Report every line of the material that contains the string "Address".

**Provided records:**
**********

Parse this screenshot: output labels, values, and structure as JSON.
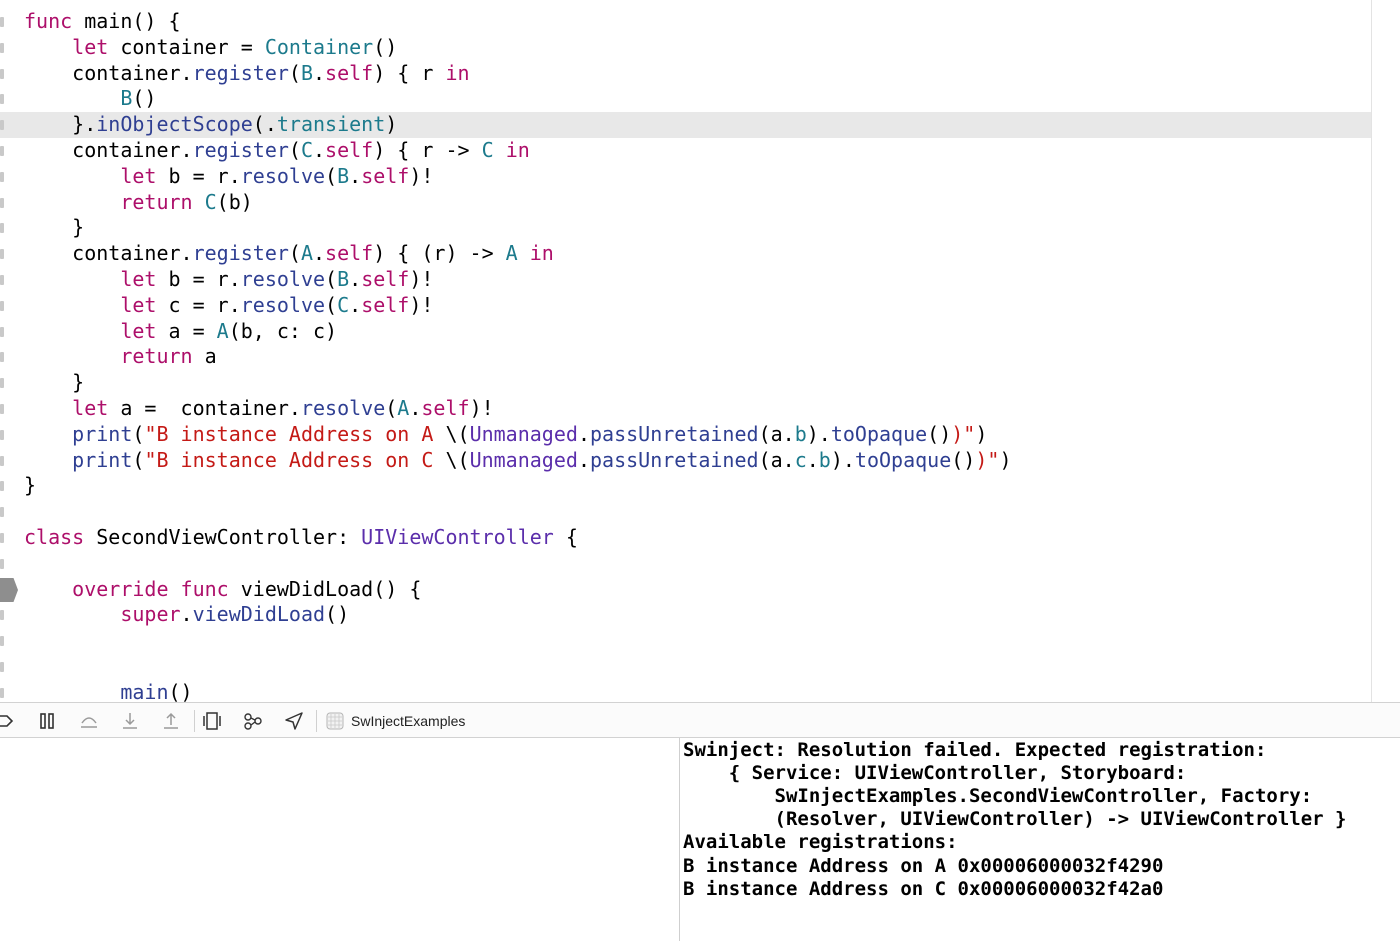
{
  "editor": {
    "highlighted_line": 4,
    "lines": [
      {
        "tokens": [
          [
            "kw",
            "func"
          ],
          [
            "pl",
            " main() {"
          ]
        ]
      },
      {
        "tokens": [
          [
            "pl",
            "    "
          ],
          [
            "kw",
            "let"
          ],
          [
            "pl",
            " container = "
          ],
          [
            "ty",
            "Container"
          ],
          [
            "pl",
            "()"
          ]
        ]
      },
      {
        "tokens": [
          [
            "pl",
            "    container."
          ],
          [
            "fn",
            "register"
          ],
          [
            "pl",
            "("
          ],
          [
            "ty",
            "B"
          ],
          [
            "pl",
            "."
          ],
          [
            "kw",
            "self"
          ],
          [
            "pl",
            ") { r "
          ],
          [
            "kw",
            "in"
          ]
        ]
      },
      {
        "tokens": [
          [
            "pl",
            "        "
          ],
          [
            "ty",
            "B"
          ],
          [
            "pl",
            "()"
          ]
        ]
      },
      {
        "tokens": [
          [
            "pl",
            "    }."
          ],
          [
            "fn",
            "inObjectScope"
          ],
          [
            "pl",
            "(."
          ],
          [
            "ty",
            "transient"
          ],
          [
            "pl",
            ")"
          ]
        ]
      },
      {
        "tokens": [
          [
            "pl",
            "    container."
          ],
          [
            "fn",
            "register"
          ],
          [
            "pl",
            "("
          ],
          [
            "ty",
            "C"
          ],
          [
            "pl",
            "."
          ],
          [
            "kw",
            "self"
          ],
          [
            "pl",
            ") { r -> "
          ],
          [
            "ty",
            "C"
          ],
          [
            "pl",
            " "
          ],
          [
            "kw",
            "in"
          ]
        ]
      },
      {
        "tokens": [
          [
            "pl",
            "        "
          ],
          [
            "kw",
            "let"
          ],
          [
            "pl",
            " b = r."
          ],
          [
            "fn",
            "resolve"
          ],
          [
            "pl",
            "("
          ],
          [
            "ty",
            "B"
          ],
          [
            "pl",
            "."
          ],
          [
            "kw",
            "self"
          ],
          [
            "pl",
            ")!"
          ]
        ]
      },
      {
        "tokens": [
          [
            "pl",
            "        "
          ],
          [
            "kw",
            "return"
          ],
          [
            "pl",
            " "
          ],
          [
            "ty",
            "C"
          ],
          [
            "pl",
            "(b)"
          ]
        ]
      },
      {
        "tokens": [
          [
            "pl",
            "    }"
          ]
        ]
      },
      {
        "tokens": [
          [
            "pl",
            "    container."
          ],
          [
            "fn",
            "register"
          ],
          [
            "pl",
            "("
          ],
          [
            "ty",
            "A"
          ],
          [
            "pl",
            "."
          ],
          [
            "kw",
            "self"
          ],
          [
            "pl",
            ") { (r) -> "
          ],
          [
            "ty",
            "A"
          ],
          [
            "pl",
            " "
          ],
          [
            "kw",
            "in"
          ]
        ]
      },
      {
        "tokens": [
          [
            "pl",
            "        "
          ],
          [
            "kw",
            "let"
          ],
          [
            "pl",
            " b = r."
          ],
          [
            "fn",
            "resolve"
          ],
          [
            "pl",
            "("
          ],
          [
            "ty",
            "B"
          ],
          [
            "pl",
            "."
          ],
          [
            "kw",
            "self"
          ],
          [
            "pl",
            ")!"
          ]
        ]
      },
      {
        "tokens": [
          [
            "pl",
            "        "
          ],
          [
            "kw",
            "let"
          ],
          [
            "pl",
            " c = r."
          ],
          [
            "fn",
            "resolve"
          ],
          [
            "pl",
            "("
          ],
          [
            "ty",
            "C"
          ],
          [
            "pl",
            "."
          ],
          [
            "kw",
            "self"
          ],
          [
            "pl",
            ")!"
          ]
        ]
      },
      {
        "tokens": [
          [
            "pl",
            "        "
          ],
          [
            "kw",
            "let"
          ],
          [
            "pl",
            " a = "
          ],
          [
            "ty",
            "A"
          ],
          [
            "pl",
            "(b, c: c)"
          ]
        ]
      },
      {
        "tokens": [
          [
            "pl",
            "        "
          ],
          [
            "kw",
            "return"
          ],
          [
            "pl",
            " a"
          ]
        ]
      },
      {
        "tokens": [
          [
            "pl",
            "    }"
          ]
        ]
      },
      {
        "tokens": [
          [
            "pl",
            "    "
          ],
          [
            "kw",
            "let"
          ],
          [
            "pl",
            " a =  container."
          ],
          [
            "fn",
            "resolve"
          ],
          [
            "pl",
            "("
          ],
          [
            "ty",
            "A"
          ],
          [
            "pl",
            "."
          ],
          [
            "kw",
            "self"
          ],
          [
            "pl",
            ")!"
          ]
        ]
      },
      {
        "tokens": [
          [
            "pl",
            "    "
          ],
          [
            "fn",
            "print"
          ],
          [
            "pl",
            "("
          ],
          [
            "str",
            "\"B instance Address on A "
          ],
          [
            "pl",
            "\\("
          ],
          [
            "lib",
            "Unmanaged"
          ],
          [
            "pl",
            "."
          ],
          [
            "fn",
            "passUnretained"
          ],
          [
            "pl",
            "(a."
          ],
          [
            "ty",
            "b"
          ],
          [
            "pl",
            ")."
          ],
          [
            "fn",
            "toOpaque"
          ],
          [
            "pl",
            "()"
          ],
          [
            "str",
            ")\""
          ],
          [
            "pl",
            ")"
          ]
        ]
      },
      {
        "tokens": [
          [
            "pl",
            "    "
          ],
          [
            "fn",
            "print"
          ],
          [
            "pl",
            "("
          ],
          [
            "str",
            "\"B instance Address on C "
          ],
          [
            "pl",
            "\\("
          ],
          [
            "lib",
            "Unmanaged"
          ],
          [
            "pl",
            "."
          ],
          [
            "fn",
            "passUnretained"
          ],
          [
            "pl",
            "(a."
          ],
          [
            "ty",
            "c"
          ],
          [
            "pl",
            "."
          ],
          [
            "ty",
            "b"
          ],
          [
            "pl",
            ")."
          ],
          [
            "fn",
            "toOpaque"
          ],
          [
            "pl",
            "()"
          ],
          [
            "str",
            ")\""
          ],
          [
            "pl",
            ")"
          ]
        ]
      },
      {
        "tokens": [
          [
            "pl",
            "}"
          ]
        ]
      },
      {
        "tokens": []
      },
      {
        "tokens": [
          [
            "kw",
            "class"
          ],
          [
            "pl",
            " SecondViewController: "
          ],
          [
            "lib",
            "UIViewController"
          ],
          [
            "pl",
            " {"
          ]
        ]
      },
      {
        "tokens": []
      },
      {
        "tokens": [
          [
            "pl",
            "    "
          ],
          [
            "kw",
            "override"
          ],
          [
            "pl",
            " "
          ],
          [
            "kw",
            "func"
          ],
          [
            "pl",
            " viewDidLoad() {"
          ]
        ]
      },
      {
        "tokens": [
          [
            "pl",
            "        "
          ],
          [
            "kw",
            "super"
          ],
          [
            "pl",
            "."
          ],
          [
            "fn",
            "viewDidLoad"
          ],
          [
            "pl",
            "()"
          ]
        ]
      },
      {
        "tokens": []
      },
      {
        "tokens": []
      },
      {
        "tokens": [
          [
            "pl",
            "        "
          ],
          [
            "fn",
            "main"
          ],
          [
            "pl",
            "()"
          ]
        ]
      }
    ]
  },
  "toolbar": {
    "buttons": [
      "breakpoints-toggle-icon",
      "pause-icon",
      "step-over-icon",
      "step-into-icon",
      "step-out-icon",
      "view-hierarchy-icon",
      "memory-graph-icon",
      "location-icon"
    ],
    "scheme_label": "SwInjectExamples"
  },
  "console": {
    "lines": [
      "Swinject: Resolution failed. Expected registration:",
      "    { Service: UIViewController, Storyboard:",
      "        SwInjectExamples.SecondViewController, Factory:",
      "        (Resolver, UIViewController) -> UIViewController }",
      "Available registrations:",
      "B instance Address on A 0x00006000032f4290",
      "B instance Address on C 0x00006000032f42a0"
    ]
  }
}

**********

**Answer to this problem:**
            "\"B instance Address on A "
            "\"B instance Address on C "
      "B instance Address on A 0x00006000032f4290",
      "B instance Address on C 0x00006000032f42a0"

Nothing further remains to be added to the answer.